Meet the Governing Council
Adrienne moved to Telluride from her hometown of Denver to escape the hustle and bustle of big city life. During her years in Telluride, she has worked primarily for local non-profits and as a ski instructor on the resort. Adrienne currently serves on Telluride Town Council. She spends her moments of free time volunteering as a mentor through One to One Mentoring, and as a board member for the Progressive Women’s Caucus. When she isn’t volunteering, you will find Adrienne enjoying all of the outdoor activities Telluride and the San Juans have to offer.
Alexis initially moved to the San Juans in 2016 to pursue a year-long AmeriCorps VISTA assignment with a local public health non-profit. She found that one year was not enough time for her to i) explore these mountains and ii) get involved in the community. When she is not sitting on the PWC board or calling her elected representatives, you can find her enjoying all that this region has to offer.
Josselin Lifton-Zoline was raised by artist activists here in the San Juans. She works as a soprano and a teacher and is raising the next generation of artist activists from a wild corner of Wrights Mesa.
Hailing from the Quetico-Superior region of northern Minnesota, I've called the San Juans home since graduating college. I am interested in the scientific and socio-economic connections between rural places, the environment, public health, education and social justice. I am driven by the belief that all people deserve to live happy, healthy lives. As Sen. Paul Wellstone once said, "We all do better when we all do better."
Joan May is one of the founders of the Progressive Women’s Caucus. A non-profit consultant and former county commissioner, her passion is for empowering citizens—especially those who are underrepresented — to shape the future.
Melanie Montoya Wasserman is a lifelong human rights activist and community organizer. Influenced heavily by the Zapatista movement, Melanie has focused her efforts uplifting women and immigrants in her community. She formerly served as the executive director of the San Miguel Resource Center and practiced as a psychotherapist. She is currently the housing director for the Town of Telluride, while balancing her most important role as a mother of two children who she hopes will share her passion for smashing the patriarchy.
Angela Pashayan, Telluride resident of 17 years, has contributed to the community teaching at Ah Haa, implementing service projects at Christ Presbyterian Church, TTV, regional work with Habitat for Humanity, Telski, Telluride Flights, and serves on the Ethics Committee in Mountain Village. She lives part time in Washington, DC where she utilizes her PhD in Political Science and International Relations.

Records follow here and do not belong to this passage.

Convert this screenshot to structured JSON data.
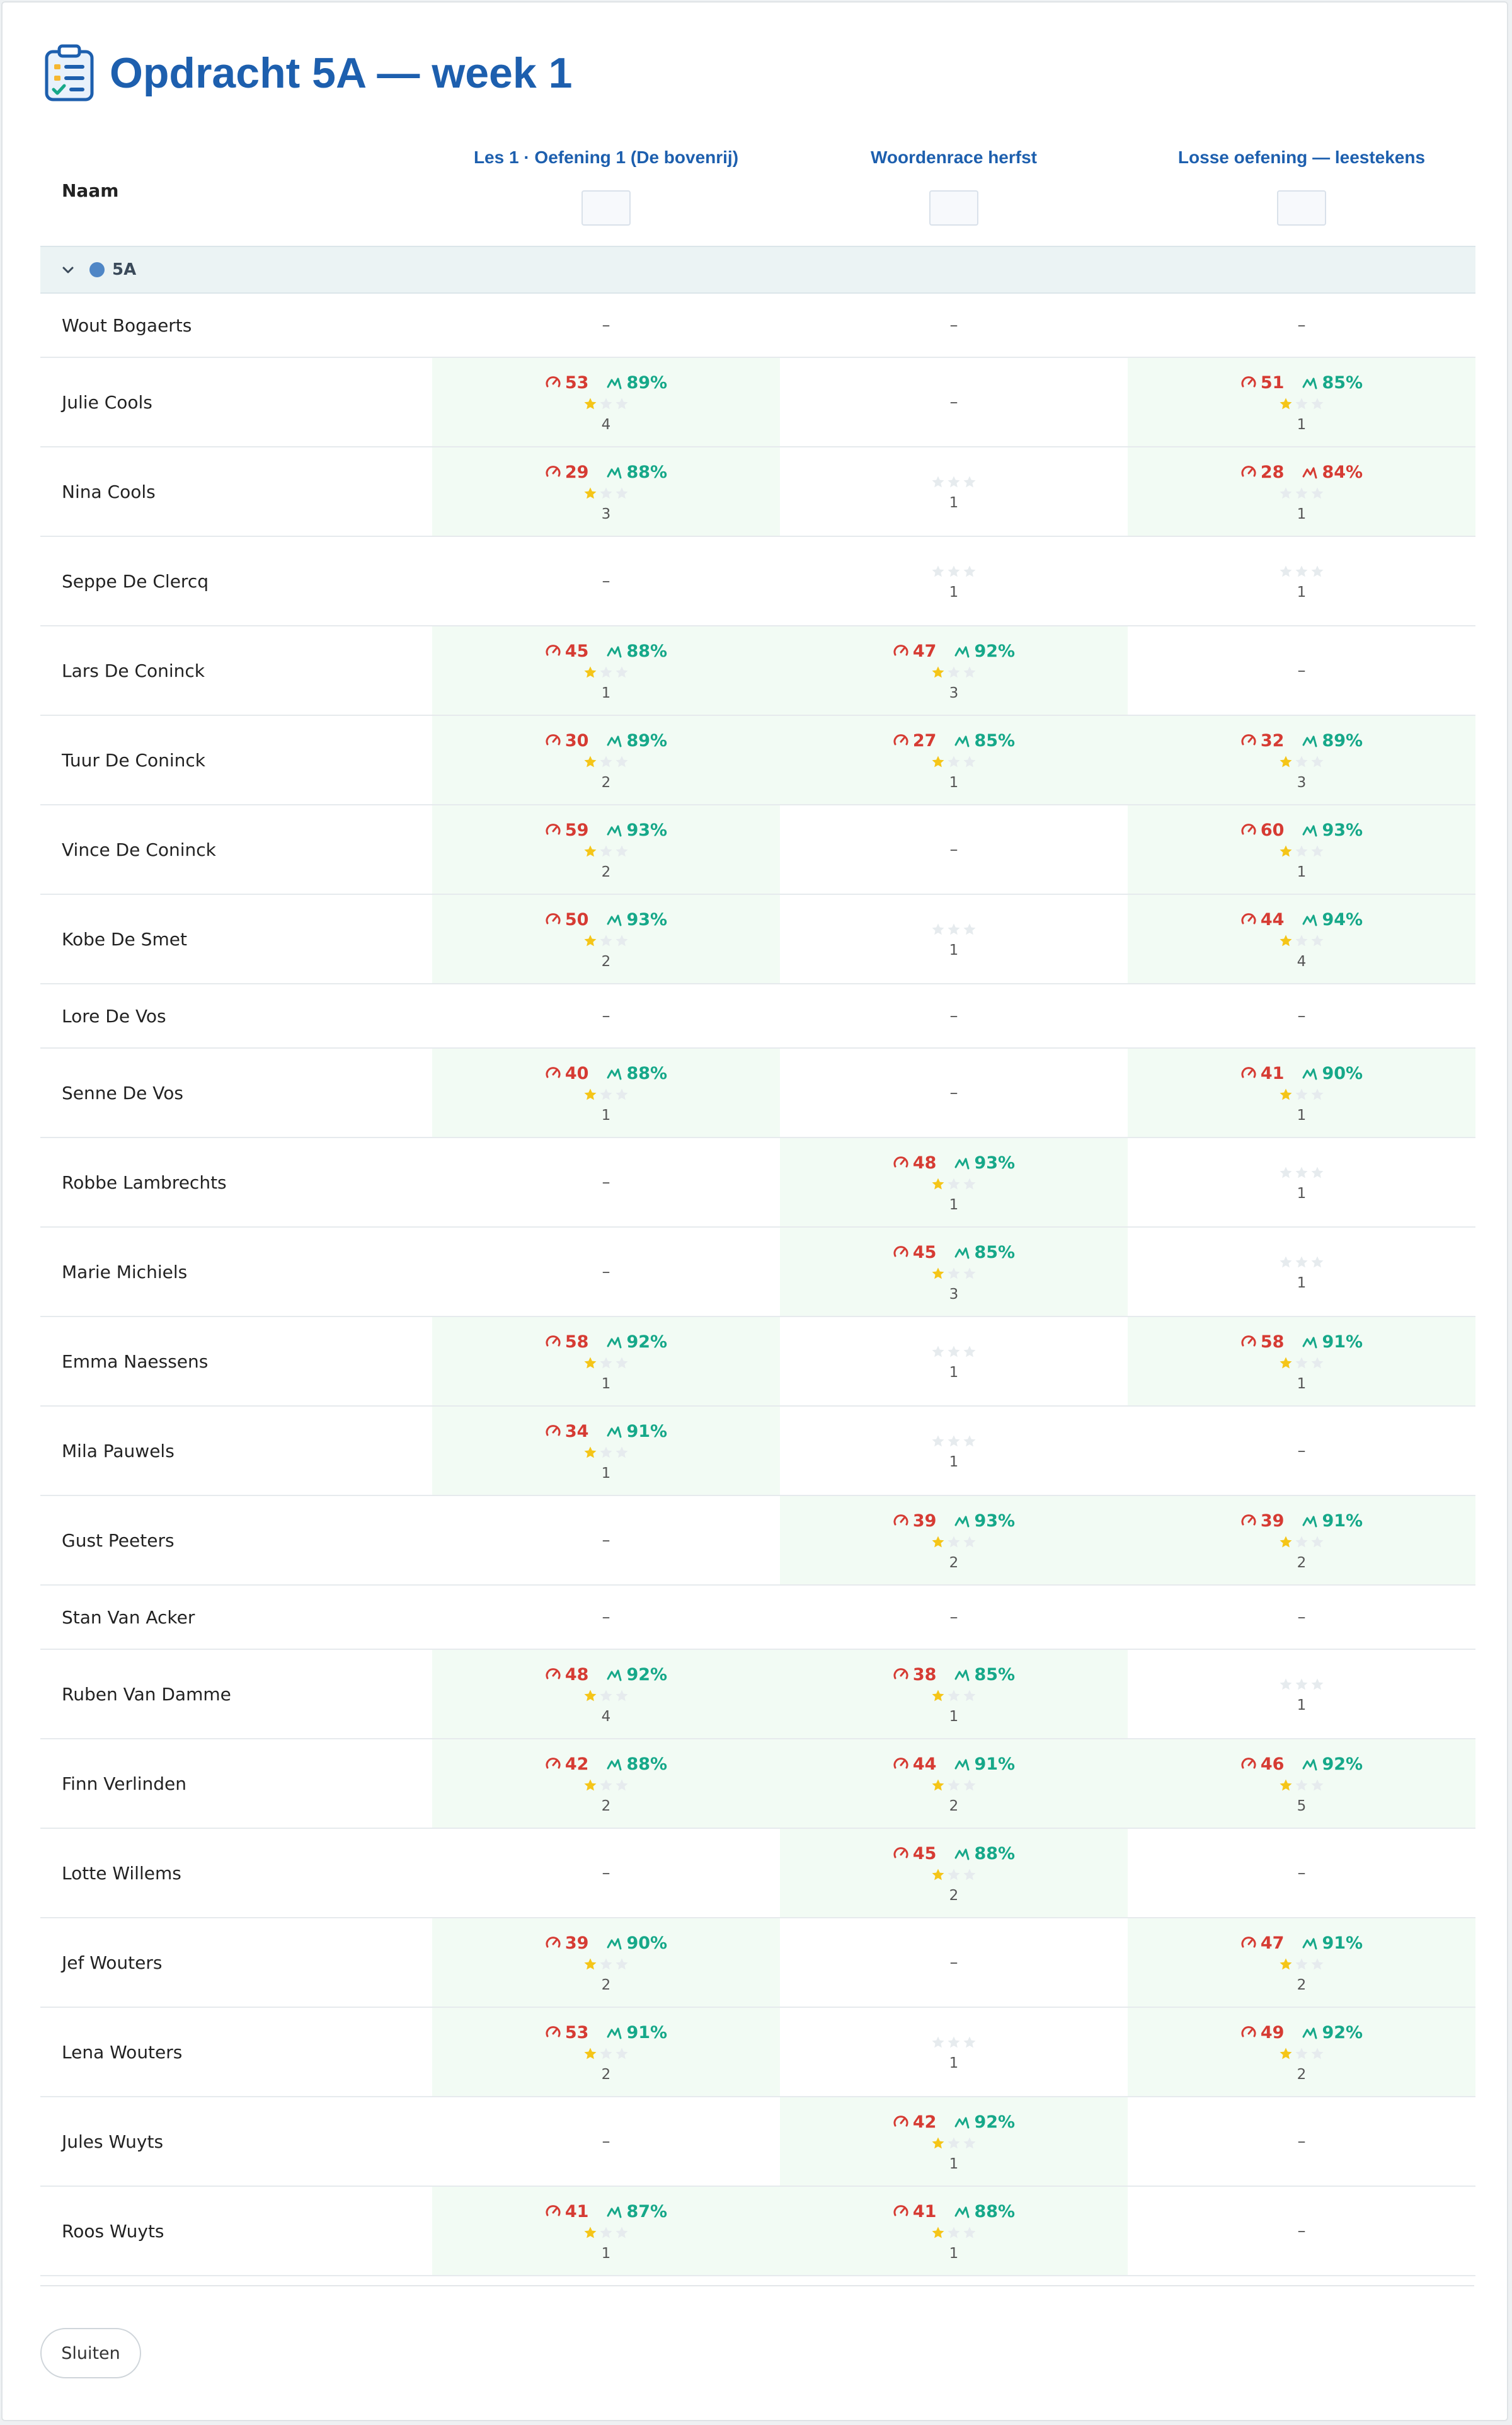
{
  "title": "Opdracht 5A — week 1",
  "columns": {
    "name": "Naam",
    "exercises": [
      "Les 1 · Oefening 1 (De bovenrij)",
      "Woordenrace herfst",
      "Losse oefening — leestekens"
    ]
  },
  "group": {
    "name": "5A",
    "color": "#4f86c6"
  },
  "colors": {
    "brand": "#1d5fae",
    "score_red": "#d63b33",
    "score_green": "#16a889",
    "done_bg": "#f2fbf4",
    "star_filled": "#f5c518",
    "star_empty": "#e6ebee"
  },
  "icons": {
    "header": "clipboard-checklist-icon",
    "speed": "speedometer-icon",
    "accuracy": "accuracy-trend-icon",
    "star": "star-icon",
    "collapse": "chevron-down-icon"
  },
  "empty_mark": "–",
  "rows": [
    {
      "name": "Wout Bogaerts",
      "cells": [
        null,
        null,
        null
      ]
    },
    {
      "name": "Julie Cools",
      "cells": [
        {
          "speed": "53",
          "acc": "89%",
          "stars": 1,
          "attempts": "4"
        },
        null,
        {
          "speed": "51",
          "acc": "85%",
          "stars": 1,
          "attempts": "1"
        }
      ]
    },
    {
      "name": "Nina Cools",
      "cells": [
        {
          "speed": "29",
          "acc": "88%",
          "stars": 1,
          "attempts": "3"
        },
        {
          "stars": 0,
          "attempts": "1"
        },
        {
          "speed": "28",
          "acc": "84%",
          "acc_low": true,
          "stars": 0,
          "attempts": "1"
        }
      ]
    },
    {
      "name": "Seppe De Clercq",
      "cells": [
        null,
        {
          "stars": 0,
          "attempts": "1"
        },
        {
          "stars": 0,
          "attempts": "1"
        }
      ]
    },
    {
      "name": "Lars De Coninck",
      "cells": [
        {
          "speed": "45",
          "acc": "88%",
          "stars": 1,
          "attempts": "1"
        },
        {
          "speed": "47",
          "acc": "92%",
          "stars": 1,
          "attempts": "3"
        },
        null
      ]
    },
    {
      "name": "Tuur De Coninck",
      "cells": [
        {
          "speed": "30",
          "acc": "89%",
          "stars": 1,
          "attempts": "2"
        },
        {
          "speed": "27",
          "acc": "85%",
          "stars": 1,
          "attempts": "1"
        },
        {
          "speed": "32",
          "acc": "89%",
          "stars": 1,
          "attempts": "3"
        }
      ]
    },
    {
      "name": "Vince De Coninck",
      "cells": [
        {
          "speed": "59",
          "acc": "93%",
          "stars": 1,
          "attempts": "2"
        },
        null,
        {
          "speed": "60",
          "acc": "93%",
          "stars": 1,
          "attempts": "1"
        }
      ]
    },
    {
      "name": "Kobe De Smet",
      "cells": [
        {
          "speed": "50",
          "acc": "93%",
          "stars": 1,
          "attempts": "2"
        },
        {
          "stars": 0,
          "attempts": "1"
        },
        {
          "speed": "44",
          "acc": "94%",
          "stars": 1,
          "attempts": "4"
        }
      ]
    },
    {
      "name": "Lore De Vos",
      "cells": [
        null,
        null,
        null
      ]
    },
    {
      "name": "Senne De Vos",
      "cells": [
        {
          "speed": "40",
          "acc": "88%",
          "stars": 1,
          "attempts": "1"
        },
        null,
        {
          "speed": "41",
          "acc": "90%",
          "stars": 1,
          "attempts": "1"
        }
      ]
    },
    {
      "name": "Robbe Lambrechts",
      "cells": [
        null,
        {
          "speed": "48",
          "acc": "93%",
          "stars": 1,
          "attempts": "1"
        },
        {
          "stars": 0,
          "attempts": "1"
        }
      ]
    },
    {
      "name": "Marie Michiels",
      "cells": [
        null,
        {
          "speed": "45",
          "acc": "85%",
          "stars": 1,
          "attempts": "3"
        },
        {
          "stars": 0,
          "attempts": "1"
        }
      ]
    },
    {
      "name": "Emma Naessens",
      "cells": [
        {
          "speed": "58",
          "acc": "92%",
          "stars": 1,
          "attempts": "1"
        },
        {
          "stars": 0,
          "attempts": "1"
        },
        {
          "speed": "58",
          "acc": "91%",
          "stars": 1,
          "attempts": "1"
        }
      ]
    },
    {
      "name": "Mila Pauwels",
      "cells": [
        {
          "speed": "34",
          "acc": "91%",
          "stars": 1,
          "attempts": "1"
        },
        {
          "stars": 0,
          "attempts": "1"
        },
        null
      ]
    },
    {
      "name": "Gust Peeters",
      "cells": [
        null,
        {
          "speed": "39",
          "acc": "93%",
          "stars": 1,
          "attempts": "2"
        },
        {
          "speed": "39",
          "acc": "91%",
          "stars": 1,
          "attempts": "2"
        }
      ]
    },
    {
      "name": "Stan Van Acker",
      "cells": [
        null,
        null,
        null
      ]
    },
    {
      "name": "Ruben Van Damme",
      "cells": [
        {
          "speed": "48",
          "acc": "92%",
          "stars": 1,
          "attempts": "4"
        },
        {
          "speed": "38",
          "acc": "85%",
          "stars": 1,
          "attempts": "1"
        },
        {
          "stars": 0,
          "attempts": "1"
        }
      ]
    },
    {
      "name": "Finn Verlinden",
      "cells": [
        {
          "speed": "42",
          "acc": "88%",
          "stars": 1,
          "attempts": "2"
        },
        {
          "speed": "44",
          "acc": "91%",
          "stars": 1,
          "attempts": "2"
        },
        {
          "speed": "46",
          "acc": "92%",
          "stars": 1,
          "attempts": "5"
        }
      ]
    },
    {
      "name": "Lotte Willems",
      "cells": [
        null,
        {
          "speed": "45",
          "acc": "88%",
          "stars": 1,
          "attempts": "2"
        },
        null
      ]
    },
    {
      "name": "Jef Wouters",
      "cells": [
        {
          "speed": "39",
          "acc": "90%",
          "stars": 1,
          "attempts": "2"
        },
        null,
        {
          "speed": "47",
          "acc": "91%",
          "stars": 1,
          "attempts": "2"
        }
      ]
    },
    {
      "name": "Lena Wouters",
      "cells": [
        {
          "speed": "53",
          "acc": "91%",
          "stars": 1,
          "attempts": "2"
        },
        {
          "stars": 0,
          "attempts": "1"
        },
        {
          "speed": "49",
          "acc": "92%",
          "stars": 1,
          "attempts": "2"
        }
      ]
    },
    {
      "name": "Jules Wuyts",
      "cells": [
        null,
        {
          "speed": "42",
          "acc": "92%",
          "stars": 1,
          "attempts": "1"
        },
        null
      ]
    },
    {
      "name": "Roos Wuyts",
      "cells": [
        {
          "speed": "41",
          "acc": "87%",
          "stars": 1,
          "attempts": "1"
        },
        {
          "speed": "41",
          "acc": "88%",
          "stars": 1,
          "attempts": "1"
        },
        null
      ]
    }
  ],
  "footer": {
    "close_label": "Sluiten"
  }
}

Mj was born and educated in Michigan. She grew up watching her mother organize the distribution of party campaign literature from the kitchen table. She worked her first Presidential campaign in grade school when she and another grade schooler did a literature drop to a city of 40,000 on their bikes. She moved to San Miguel County in 1976 and has been involved in its communities since arriving. MJ Schillaci is a fierce advocate of liberal democracy and has spent her adult life in its defense.
Hollie Sue Mann is a longtime feminist and LGBTQIA activist, writer, and academic. In 2018, she left a career as a professor of Political Science at UNC-Chapel Hill, where she taught a range of courses, including feminist and queer theory. She now lives and works full-time in Telluride, where she has recently become the new owner and director of Telluride Yoga Center. As a yoga educator and writer in the industry, she has been an outspoken critic of abuse and exploitation within yogic cultures and brands in the West. Her teaching style reflects a serious commitment to diversity and inclusivity, and takes as its starting point the ways in which the practices of yoga must be directed towards social justice, equality, and freedom.